▶ **Dataset rows describing interfaces**:
* * *
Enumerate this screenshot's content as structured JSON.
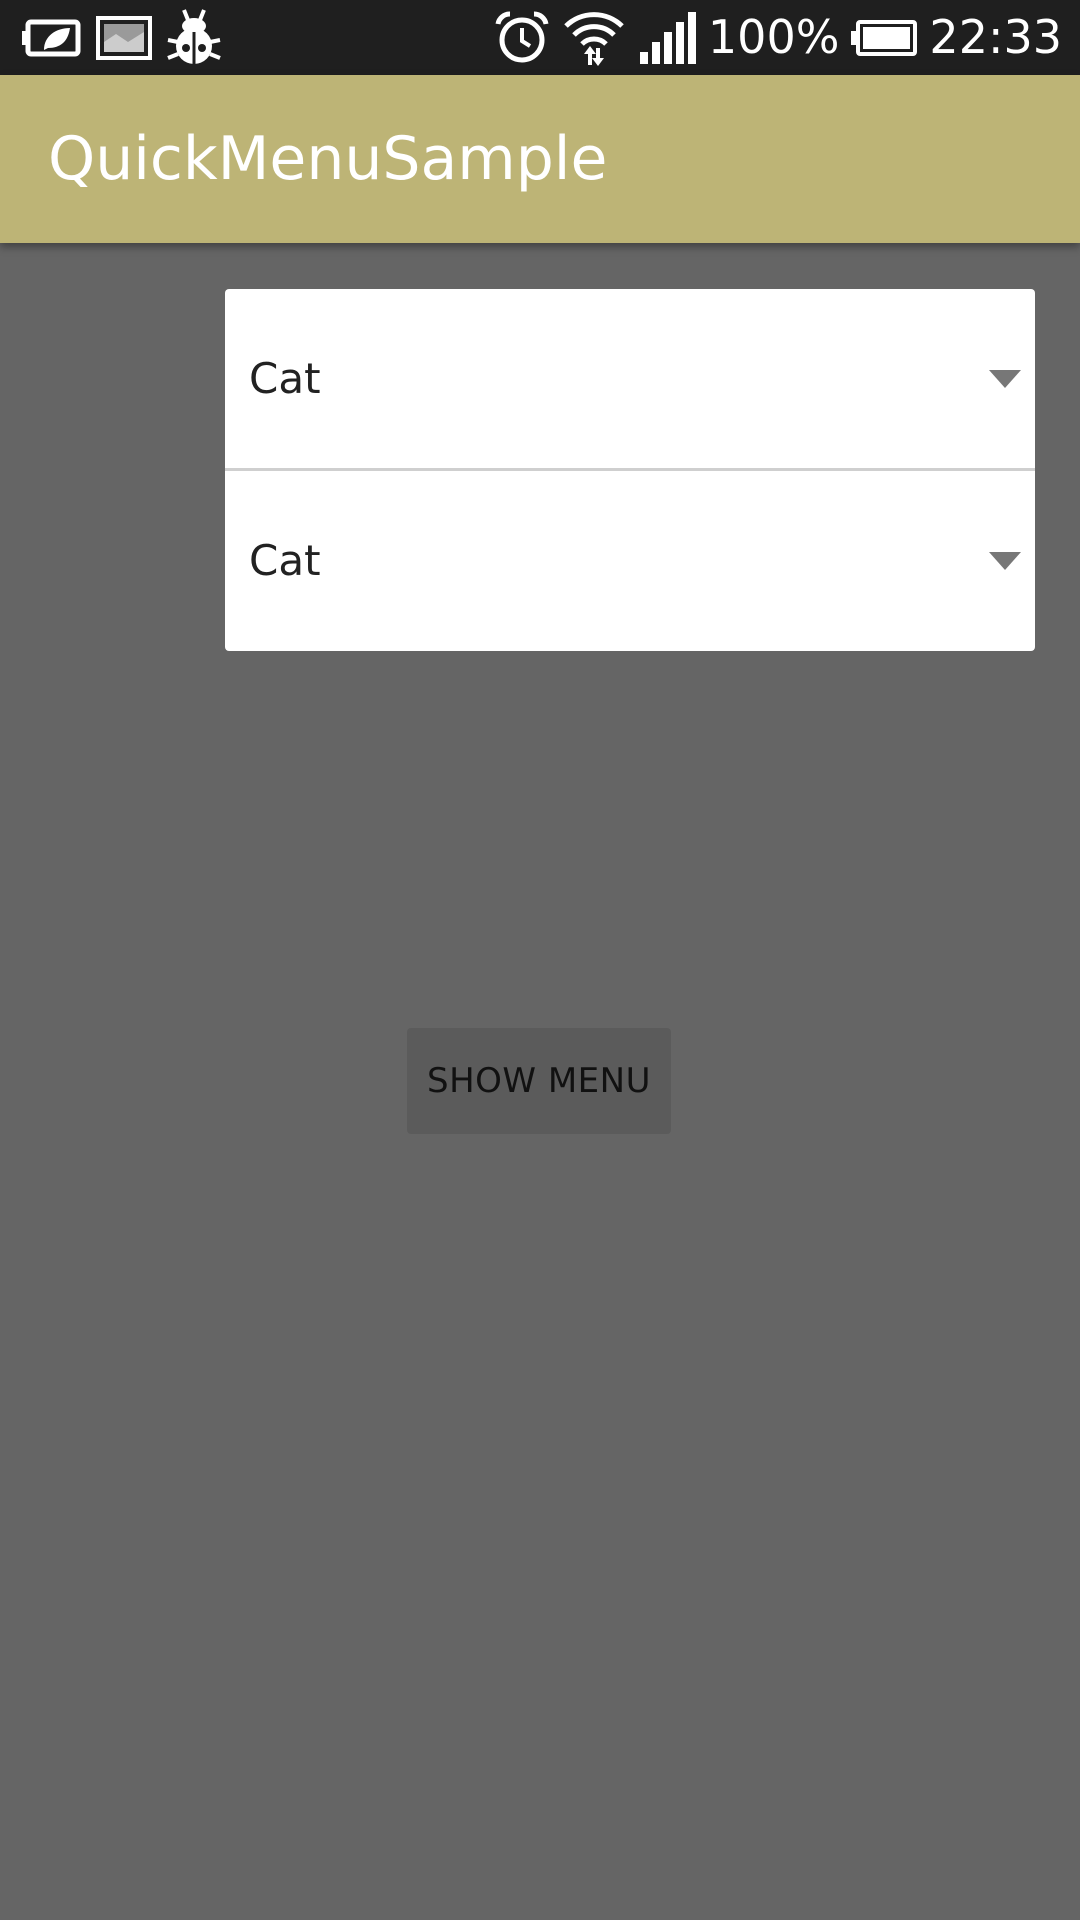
{
  "status_bar": {
    "left_icons": [
      "battery-saver-icon",
      "image-icon",
      "bug-icon"
    ],
    "right_icons": [
      "alarm-icon",
      "wifi-icon",
      "signal-icon",
      "battery-icon"
    ],
    "battery_percent": "100%",
    "time": "22:33"
  },
  "app_bar": {
    "title": "QuickMenuSample",
    "color": "#bdb476"
  },
  "dropdowns": [
    {
      "value": "Cat",
      "icon": "dropdown-arrow-icon"
    },
    {
      "value": "Cat",
      "icon": "dropdown-arrow-icon"
    }
  ],
  "main": {
    "show_menu_label": "SHOW MENU",
    "background": "#656565"
  }
}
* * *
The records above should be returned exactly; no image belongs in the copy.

▶ **Response**:
Enumerate this screenshot's content as structured JSON.
{
  "status_bar": {
    "left_icons": [
      "battery-saver-icon",
      "image-icon",
      "bug-icon"
    ],
    "right_icons": [
      "alarm-icon",
      "wifi-icon",
      "signal-icon",
      "battery-icon"
    ],
    "battery_percent": "100%",
    "time": "22:33"
  },
  "app_bar": {
    "title": "QuickMenuSample",
    "color": "#bdb476"
  },
  "dropdowns": [
    {
      "value": "Cat",
      "icon": "dropdown-arrow-icon"
    },
    {
      "value": "Cat",
      "icon": "dropdown-arrow-icon"
    }
  ],
  "main": {
    "show_menu_label": "SHOW MENU",
    "background": "#656565"
  }
}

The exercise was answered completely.